As a consequence of these differences, the doctrine of Purgatory is absent from Orthodoxy, just as it is absent from the faith of Rome prior to its introduction in the 12th century.Orthodox Christians and Roman Catholics both believe in the real presence of Christ in the Eucharist. Transubstantiation as a Roman Catholic doctrine is the use of Aristotelian philosophical categories of “substance” (what makes a thing what it is) and “accidents” (incidental attributes of a thing) to explain how it is that the bread and wine of the Eucharist still appear to be bread and wine (in their “accidents”) while having undergone a change in their “substance” to be the Body and Blood of Christ.The language of worship has generally been the local language.In the case of some parishes in America with many immigrants, it is possible that one will hear a language in addition to English used in worship as part of the ministry to those immigrants. The Rosary dates from the 1400s, well after the split between Rome and the Orthodox Church, so the use of the Rosary is unknown in Orthodoxy.Orthodoxy has not made any similar alteration to its mode of worship.While Orthodox worship has changed somewhat over the centuries, the changes have been extremely gradual and comparatively minor.We also do not believe that “satisfaction” can be made for sins.
But beyond these initial impressions, there is actually much that continues to separate Rome from Orthodoxy.
Western theology tends to approach theological matters via the use of reason; this is a legacy of Augustinianism and the medieval Scholastics, who applied the techniques of Greek philosophy to the investigation of theological matters.
Orthodoxy believes that certain matters are beyond the use of reason, so it is presumptuous for us as limited human beings to think that we can use our reason to understand that which is beyond us.
By contrast, Rome’s primary expectation of the Orthodox is that they would accept the sovereignty of the Pope over all their churches.
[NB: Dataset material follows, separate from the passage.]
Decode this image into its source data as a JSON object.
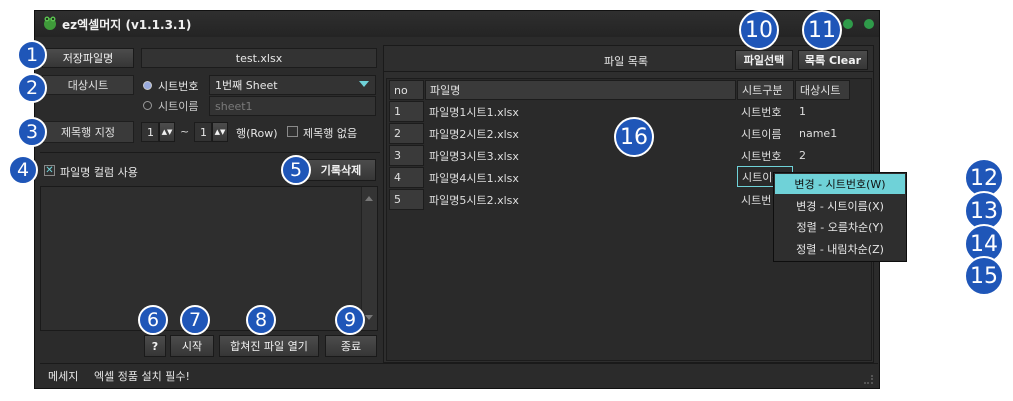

Orthodox Christians cannot accept that condition, however, as they would understand it to mean an abandonment of the faith that they had received from the Apostles.